In this section you will find activities which investigate two artworks side by side, asking learners to find similarities and differences.
Pieter Bruegel the Elder, Landscape with Flight into Egypt, 1563
This painting depicts the story of the Holy Family (Mary on a donkey, holding the infant baby Jesus, being led by Joseph) fleeing Jerusalem under the rule of Herod, to Egypt.
The swooping panoramic landscape in this painting, depicted from an elevated viewpoint, is imaginary. It is thought to be inspired by Bruegel’s own journey to Italy, crossing the Alps.
The artist’s biographer Karl van Mander wrote:
“He swallowed up the mountains and rocks to throw them back up again… on canvases and panels.”
Although the painting depicts a story, the real focus is not on the people but on the landscape.
Paul Cézanne, Montagne Sainte-Victoire with Large Pine, c.1887
The Montagne Saint-Victoire is a mountain ridge which lies to the east of Aix-en-Province, Paul Cézanne’s hometown, in the south of France. Cézanne painted the mountain many times throughout his career. For him it came to symbolize home.
The landscape is based on Cézanne’s observations from a viewpoint overlooking the valley of the Arc river and is one of several versions he painted of the same view.
Here the branches of the pine trees shimmer in the breeze as they follow the contours of the mountain ridge. By using this device, Cézanne makes the distant mountain seem closer and larger. Whilst the landscape may feel timeless, the presence of the railway viaduct on the right would have been a strongly contemporary reference for viewers in the late 1880s.
Cezanne uses blocks of bold colour, with blues to create atmosphere and yellows and reds to reflect the light, suggesting the sunny warmth of the south of France.
Suggested Further Activities
Learners can create a Venn diagram to compare two artworks, noting elements unique to each artwork in the outer circles, and elements applicable to both artworks in the overlapping section.
Yellow section: What I can see in the left painting
Blue section: What I can see in the right painting
Green section: What I can see in both paintings
When learners feel confident in using this technique, you could introduce a third artwork, looking for similarities in all three works, similarities between two works and elements only applicable to the individual works.
You can use this technique to compare any of the artworks of your choice, including those featured in our ESOL resources, The Courtauld Collection and the collections of other museums and galleries.
Compare and Contrast in Everyday Life:
Higher level ESOL learners can apply the same investigation techniques to compare all sort of things that they encounter day to day. This might be their journey to college, a piece of music they enjoy or their favourite film, anything at all!

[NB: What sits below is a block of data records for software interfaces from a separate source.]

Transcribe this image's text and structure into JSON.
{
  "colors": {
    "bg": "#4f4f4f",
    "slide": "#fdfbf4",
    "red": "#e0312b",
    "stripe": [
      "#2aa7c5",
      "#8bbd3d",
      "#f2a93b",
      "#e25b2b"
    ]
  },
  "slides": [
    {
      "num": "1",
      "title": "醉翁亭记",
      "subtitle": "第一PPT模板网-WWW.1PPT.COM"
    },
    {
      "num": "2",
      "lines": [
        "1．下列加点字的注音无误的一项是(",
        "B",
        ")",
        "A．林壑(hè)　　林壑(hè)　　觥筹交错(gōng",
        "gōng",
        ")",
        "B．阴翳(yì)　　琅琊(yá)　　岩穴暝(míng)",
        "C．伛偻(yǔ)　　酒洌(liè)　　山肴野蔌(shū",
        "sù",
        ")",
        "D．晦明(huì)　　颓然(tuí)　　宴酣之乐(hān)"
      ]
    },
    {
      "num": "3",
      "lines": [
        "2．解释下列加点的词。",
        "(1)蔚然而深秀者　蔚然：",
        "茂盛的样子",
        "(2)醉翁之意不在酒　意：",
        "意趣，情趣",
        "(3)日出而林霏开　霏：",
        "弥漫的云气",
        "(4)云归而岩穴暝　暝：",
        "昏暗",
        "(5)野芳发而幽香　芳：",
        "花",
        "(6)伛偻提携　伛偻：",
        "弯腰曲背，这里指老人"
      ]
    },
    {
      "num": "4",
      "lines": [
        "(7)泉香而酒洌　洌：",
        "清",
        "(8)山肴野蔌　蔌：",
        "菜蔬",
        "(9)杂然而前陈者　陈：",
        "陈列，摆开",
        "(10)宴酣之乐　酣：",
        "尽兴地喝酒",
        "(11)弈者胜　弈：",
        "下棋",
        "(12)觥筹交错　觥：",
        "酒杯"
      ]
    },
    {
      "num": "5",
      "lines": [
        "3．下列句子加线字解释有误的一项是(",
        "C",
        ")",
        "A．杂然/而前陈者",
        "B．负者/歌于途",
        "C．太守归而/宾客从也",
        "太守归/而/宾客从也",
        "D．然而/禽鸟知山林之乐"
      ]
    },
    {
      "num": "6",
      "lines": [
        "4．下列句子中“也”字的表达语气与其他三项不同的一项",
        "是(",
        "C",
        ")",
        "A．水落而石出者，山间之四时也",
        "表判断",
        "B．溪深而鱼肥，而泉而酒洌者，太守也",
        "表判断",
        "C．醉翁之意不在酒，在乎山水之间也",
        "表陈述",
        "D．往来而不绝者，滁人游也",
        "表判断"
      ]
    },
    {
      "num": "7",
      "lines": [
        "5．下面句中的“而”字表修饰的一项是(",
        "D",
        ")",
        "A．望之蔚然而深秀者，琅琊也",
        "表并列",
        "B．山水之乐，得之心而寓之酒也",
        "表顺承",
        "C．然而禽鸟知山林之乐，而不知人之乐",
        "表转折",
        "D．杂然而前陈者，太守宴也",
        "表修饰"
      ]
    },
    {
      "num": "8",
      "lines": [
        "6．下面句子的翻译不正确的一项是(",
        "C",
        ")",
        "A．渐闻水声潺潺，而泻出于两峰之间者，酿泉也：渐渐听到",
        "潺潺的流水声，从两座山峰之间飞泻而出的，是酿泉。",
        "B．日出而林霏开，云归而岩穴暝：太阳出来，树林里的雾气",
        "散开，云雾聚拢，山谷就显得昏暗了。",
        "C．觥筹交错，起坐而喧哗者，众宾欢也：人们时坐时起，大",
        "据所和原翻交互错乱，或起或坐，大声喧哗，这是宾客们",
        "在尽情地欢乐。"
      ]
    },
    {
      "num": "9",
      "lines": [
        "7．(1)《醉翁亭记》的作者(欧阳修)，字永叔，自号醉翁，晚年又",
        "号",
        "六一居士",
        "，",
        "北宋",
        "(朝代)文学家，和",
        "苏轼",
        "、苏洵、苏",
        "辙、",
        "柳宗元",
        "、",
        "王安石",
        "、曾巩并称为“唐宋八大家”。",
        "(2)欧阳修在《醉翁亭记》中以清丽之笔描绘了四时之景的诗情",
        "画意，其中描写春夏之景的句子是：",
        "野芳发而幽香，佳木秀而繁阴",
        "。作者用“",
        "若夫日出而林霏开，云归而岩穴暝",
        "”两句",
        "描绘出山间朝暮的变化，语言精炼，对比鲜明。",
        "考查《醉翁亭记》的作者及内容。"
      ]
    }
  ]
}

Learners should work in pairs, taking it in turns to describe the individual elements that make up their chosen thing, for example if they were comparing films they might describe what genre of film it is, whether it’s live action or animated, who the lead actors are etc. Learners will then work together to figure out whether there are any similarities between both things.